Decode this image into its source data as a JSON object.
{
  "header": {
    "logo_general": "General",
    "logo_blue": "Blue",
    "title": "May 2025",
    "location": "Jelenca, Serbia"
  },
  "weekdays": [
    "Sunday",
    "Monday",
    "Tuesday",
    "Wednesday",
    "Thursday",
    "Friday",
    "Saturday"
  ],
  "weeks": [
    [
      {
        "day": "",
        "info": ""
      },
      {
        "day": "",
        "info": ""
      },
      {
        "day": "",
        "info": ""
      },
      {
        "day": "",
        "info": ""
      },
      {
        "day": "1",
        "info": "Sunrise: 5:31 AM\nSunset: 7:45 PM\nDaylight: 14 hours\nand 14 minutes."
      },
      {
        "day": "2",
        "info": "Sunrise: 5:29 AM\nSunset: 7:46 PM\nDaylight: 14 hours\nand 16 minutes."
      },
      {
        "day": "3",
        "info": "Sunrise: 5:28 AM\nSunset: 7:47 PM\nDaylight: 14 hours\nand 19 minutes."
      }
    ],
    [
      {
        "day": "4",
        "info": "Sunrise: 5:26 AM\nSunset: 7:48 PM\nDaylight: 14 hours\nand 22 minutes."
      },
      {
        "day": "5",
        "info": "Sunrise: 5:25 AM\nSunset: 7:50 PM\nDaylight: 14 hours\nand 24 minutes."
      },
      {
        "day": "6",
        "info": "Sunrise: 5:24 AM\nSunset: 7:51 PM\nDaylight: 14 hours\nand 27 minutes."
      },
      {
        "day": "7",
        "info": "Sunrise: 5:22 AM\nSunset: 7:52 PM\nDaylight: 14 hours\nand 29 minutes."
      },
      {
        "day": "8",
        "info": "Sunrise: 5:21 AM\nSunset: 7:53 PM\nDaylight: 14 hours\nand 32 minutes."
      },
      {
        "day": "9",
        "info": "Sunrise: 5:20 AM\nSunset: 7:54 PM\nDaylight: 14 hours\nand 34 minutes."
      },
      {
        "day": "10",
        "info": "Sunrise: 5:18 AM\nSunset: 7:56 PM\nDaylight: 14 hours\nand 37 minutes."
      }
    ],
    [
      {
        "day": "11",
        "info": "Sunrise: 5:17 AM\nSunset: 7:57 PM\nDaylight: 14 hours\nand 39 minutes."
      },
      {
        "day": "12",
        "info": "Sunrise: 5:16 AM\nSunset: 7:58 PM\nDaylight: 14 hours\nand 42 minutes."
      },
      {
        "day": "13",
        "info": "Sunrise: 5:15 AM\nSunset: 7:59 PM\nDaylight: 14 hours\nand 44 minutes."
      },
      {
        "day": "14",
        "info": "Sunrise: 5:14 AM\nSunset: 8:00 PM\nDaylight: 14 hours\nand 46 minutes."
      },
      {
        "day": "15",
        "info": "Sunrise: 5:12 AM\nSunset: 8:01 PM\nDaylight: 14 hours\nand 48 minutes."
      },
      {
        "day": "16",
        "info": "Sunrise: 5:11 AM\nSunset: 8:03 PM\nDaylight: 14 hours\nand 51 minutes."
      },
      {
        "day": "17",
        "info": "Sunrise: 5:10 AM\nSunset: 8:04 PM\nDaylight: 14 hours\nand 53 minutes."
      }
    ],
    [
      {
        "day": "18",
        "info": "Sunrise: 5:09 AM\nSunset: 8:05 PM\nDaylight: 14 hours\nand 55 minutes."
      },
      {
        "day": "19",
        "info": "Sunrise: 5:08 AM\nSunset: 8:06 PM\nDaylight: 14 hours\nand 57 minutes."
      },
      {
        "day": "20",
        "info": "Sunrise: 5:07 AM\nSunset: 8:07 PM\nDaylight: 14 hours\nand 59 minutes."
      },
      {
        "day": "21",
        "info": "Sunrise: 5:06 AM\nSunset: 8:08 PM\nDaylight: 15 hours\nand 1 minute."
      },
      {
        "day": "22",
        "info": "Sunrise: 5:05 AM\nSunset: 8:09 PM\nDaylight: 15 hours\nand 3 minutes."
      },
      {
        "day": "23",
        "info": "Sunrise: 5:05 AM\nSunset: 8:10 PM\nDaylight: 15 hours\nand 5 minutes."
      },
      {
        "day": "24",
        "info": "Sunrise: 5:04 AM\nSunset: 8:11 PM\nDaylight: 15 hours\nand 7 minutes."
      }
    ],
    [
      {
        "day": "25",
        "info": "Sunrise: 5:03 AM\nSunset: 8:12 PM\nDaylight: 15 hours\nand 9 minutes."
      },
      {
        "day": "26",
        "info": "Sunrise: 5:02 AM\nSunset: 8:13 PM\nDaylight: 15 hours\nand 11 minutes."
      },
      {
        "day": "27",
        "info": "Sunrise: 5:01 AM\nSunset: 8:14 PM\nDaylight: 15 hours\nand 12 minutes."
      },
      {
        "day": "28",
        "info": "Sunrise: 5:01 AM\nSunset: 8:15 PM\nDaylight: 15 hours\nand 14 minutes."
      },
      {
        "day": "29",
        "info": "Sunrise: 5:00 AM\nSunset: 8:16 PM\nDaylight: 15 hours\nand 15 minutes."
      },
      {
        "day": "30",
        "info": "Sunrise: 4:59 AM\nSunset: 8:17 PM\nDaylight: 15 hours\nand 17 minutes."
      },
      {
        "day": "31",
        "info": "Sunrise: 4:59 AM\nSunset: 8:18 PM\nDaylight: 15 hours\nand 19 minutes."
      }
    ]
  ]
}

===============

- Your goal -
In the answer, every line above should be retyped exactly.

- Written response -
Decode this image into its source data as a JSON object.
{
  "header": {
    "logo_general": "General",
    "logo_blue": "Blue",
    "title": "May 2025",
    "location": "Jelenca, Serbia"
  },
  "weekdays": [
    "Sunday",
    "Monday",
    "Tuesday",
    "Wednesday",
    "Thursday",
    "Friday",
    "Saturday"
  ],
  "weeks": [
    [
      {
        "day": "",
        "info": ""
      },
      {
        "day": "",
        "info": ""
      },
      {
        "day": "",
        "info": ""
      },
      {
        "day": "",
        "info": ""
      },
      {
        "day": "1",
        "info": "Sunrise: 5:31 AM\nSunset: 7:45 PM\nDaylight: 14 hours\nand 14 minutes."
      },
      {
        "day": "2",
        "info": "Sunrise: 5:29 AM\nSunset: 7:46 PM\nDaylight: 14 hours\nand 16 minutes."
      },
      {
        "day": "3",
        "info": "Sunrise: 5:28 AM\nSunset: 7:47 PM\nDaylight: 14 hours\nand 19 minutes."
      }
    ],
    [
      {
        "day": "4",
        "info": "Sunrise: 5:26 AM\nSunset: 7:48 PM\nDaylight: 14 hours\nand 22 minutes."
      },
      {
        "day": "5",
        "info": "Sunrise: 5:25 AM\nSunset: 7:50 PM\nDaylight: 14 hours\nand 24 minutes."
      },
      {
        "day": "6",
        "info": "Sunrise: 5:24 AM\nSunset: 7:51 PM\nDaylight: 14 hours\nand 27 minutes."
      },
      {
        "day": "7",
        "info": "Sunrise: 5:22 AM\nSunset: 7:52 PM\nDaylight: 14 hours\nand 29 minutes."
      },
      {
        "day": "8",
        "info": "Sunrise: 5:21 AM\nSunset: 7:53 PM\nDaylight: 14 hours\nand 32 minutes."
      },
      {
        "day": "9",
        "info": "Sunrise: 5:20 AM\nSunset: 7:54 PM\nDaylight: 14 hours\nand 34 minutes."
      },
      {
        "day": "10",
        "info": "Sunrise: 5:18 AM\nSunset: 7:56 PM\nDaylight: 14 hours\nand 37 minutes."
      }
    ],
    [
      {
        "day": "11",
        "info": "Sunrise: 5:17 AM\nSunset: 7:57 PM\nDaylight: 14 hours\nand 39 minutes."
      },
      {
        "day": "12",
        "info": "Sunrise: 5:16 AM\nSunset: 7:58 PM\nDaylight: 14 hours\nand 42 minutes."
      },
      {
        "day": "13",
        "info": "Sunrise: 5:15 AM\nSunset: 7:59 PM\nDaylight: 14 hours\nand 44 minutes."
      },
      {
        "day": "14",
        "info": "Sunrise: 5:14 AM\nSunset: 8:00 PM\nDaylight: 14 hours\nand 46 minutes."
      },
      {
        "day": "15",
        "info": "Sunrise: 5:12 AM\nSunset: 8:01 PM\nDaylight: 14 hours\nand 48 minutes."
      },
      {
        "day": "16",
        "info": "Sunrise: 5:11 AM\nSunset: 8:03 PM\nDaylight: 14 hours\nand 51 minutes."
      },
      {
        "day": "17",
        "info": "Sunrise: 5:10 AM\nSunset: 8:04 PM\nDaylight: 14 hours\nand 53 minutes."
      }
    ],
    [
      {
        "day": "18",
        "info": "Sunrise: 5:09 AM\nSunset: 8:05 PM\nDaylight: 14 hours\nand 55 minutes."
      },
      {
        "day": "19",
        "info": "Sunrise: 5:08 AM\nSunset: 8:06 PM\nDaylight: 14 hours\nand 57 minutes."
      },
      {
        "day": "20",
        "info": "Sunrise: 5:07 AM\nSunset: 8:07 PM\nDaylight: 14 hours\nand 59 minutes."
      },
      {
        "day": "21",
        "info": "Sunrise: 5:06 AM\nSunset: 8:08 PM\nDaylight: 15 hours\nand 1 minute."
      },
      {
        "day": "22",
        "info": "Sunrise: 5:05 AM\nSunset: 8:09 PM\nDaylight: 15 hours\nand 3 minutes."
      },
      {
        "day": "23",
        "info": "Sunrise: 5:05 AM\nSunset: 8:10 PM\nDaylight: 15 hours\nand 5 minutes."
      },
      {
        "day": "24",
        "info": "Sunrise: 5:04 AM\nSunset: 8:11 PM\nDaylight: 15 hours\nand 7 minutes."
      }
    ],
    [
      {
        "day": "25",
        "info": "Sunrise: 5:03 AM\nSunset: 8:12 PM\nDaylight: 15 hours\nand 9 minutes."
      },
      {
        "day": "26",
        "info": "Sunrise: 5:02 AM\nSunset: 8:13 PM\nDaylight: 15 hours\nand 11 minutes."
      },
      {
        "day": "27",
        "info": "Sunrise: 5:01 AM\nSunset: 8:14 PM\nDaylight: 15 hours\nand 12 minutes."
      },
      {
        "day": "28",
        "info": "Sunrise: 5:01 AM\nSunset: 8:15 PM\nDaylight: 15 hours\nand 14 minutes."
      },
      {
        "day": "29",
        "info": "Sunrise: 5:00 AM\nSunset: 8:16 PM\nDaylight: 15 hours\nand 15 minutes."
      },
      {
        "day": "30",
        "info": "Sunrise: 4:59 AM\nSunset: 8:17 PM\nDaylight: 15 hours\nand 17 minutes."
      },
      {
        "day": "31",
        "info": "Sunrise: 4:59 AM\nSunset: 8:18 PM\nDaylight: 15 hours\nand 19 minutes."
      }
    ]
  ]
}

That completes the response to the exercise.